** WHAT TO PRODUCE **
Supply the number of lines in the listing below in which the word "アラート設定" occurs, and nothing else.

** DATA RECORDS **

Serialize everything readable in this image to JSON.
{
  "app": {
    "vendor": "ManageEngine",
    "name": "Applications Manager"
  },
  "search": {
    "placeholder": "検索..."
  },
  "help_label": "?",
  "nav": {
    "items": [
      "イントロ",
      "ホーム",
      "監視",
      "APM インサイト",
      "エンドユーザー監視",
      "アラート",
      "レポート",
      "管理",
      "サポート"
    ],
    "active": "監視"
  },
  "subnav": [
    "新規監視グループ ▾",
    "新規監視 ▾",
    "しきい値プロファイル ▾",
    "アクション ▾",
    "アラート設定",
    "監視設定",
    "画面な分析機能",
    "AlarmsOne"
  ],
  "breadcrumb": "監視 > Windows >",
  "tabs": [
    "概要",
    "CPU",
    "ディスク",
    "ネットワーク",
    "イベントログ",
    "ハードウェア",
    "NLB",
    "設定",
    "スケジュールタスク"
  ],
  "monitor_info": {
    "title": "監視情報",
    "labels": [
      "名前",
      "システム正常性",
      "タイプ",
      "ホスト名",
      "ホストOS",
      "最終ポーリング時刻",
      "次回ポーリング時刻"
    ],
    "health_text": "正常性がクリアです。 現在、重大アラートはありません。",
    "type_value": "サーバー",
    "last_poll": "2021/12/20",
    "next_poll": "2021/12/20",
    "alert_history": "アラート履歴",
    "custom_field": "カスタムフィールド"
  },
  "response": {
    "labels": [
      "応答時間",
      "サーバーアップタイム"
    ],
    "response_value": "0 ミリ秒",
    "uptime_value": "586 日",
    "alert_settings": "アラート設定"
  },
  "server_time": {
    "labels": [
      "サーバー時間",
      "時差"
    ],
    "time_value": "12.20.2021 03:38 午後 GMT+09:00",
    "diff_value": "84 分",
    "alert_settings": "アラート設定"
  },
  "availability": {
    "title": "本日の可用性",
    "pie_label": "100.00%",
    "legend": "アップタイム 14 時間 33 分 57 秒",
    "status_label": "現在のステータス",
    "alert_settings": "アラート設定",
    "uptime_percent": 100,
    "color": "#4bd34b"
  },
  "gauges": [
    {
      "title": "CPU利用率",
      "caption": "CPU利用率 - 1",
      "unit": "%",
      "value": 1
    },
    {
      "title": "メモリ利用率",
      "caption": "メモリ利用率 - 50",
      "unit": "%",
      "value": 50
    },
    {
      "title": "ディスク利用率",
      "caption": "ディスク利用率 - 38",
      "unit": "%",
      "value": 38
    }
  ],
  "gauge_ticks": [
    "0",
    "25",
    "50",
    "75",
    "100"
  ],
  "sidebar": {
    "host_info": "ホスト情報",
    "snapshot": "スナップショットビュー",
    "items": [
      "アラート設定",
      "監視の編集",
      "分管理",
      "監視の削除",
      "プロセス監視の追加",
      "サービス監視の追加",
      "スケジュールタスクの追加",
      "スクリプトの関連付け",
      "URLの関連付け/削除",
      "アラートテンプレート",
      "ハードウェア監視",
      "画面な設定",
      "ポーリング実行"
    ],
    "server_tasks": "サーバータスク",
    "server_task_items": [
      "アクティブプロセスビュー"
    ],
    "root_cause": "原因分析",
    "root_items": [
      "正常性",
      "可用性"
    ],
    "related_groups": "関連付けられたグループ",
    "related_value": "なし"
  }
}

** SOLUTION TO THE EXERCISE **
5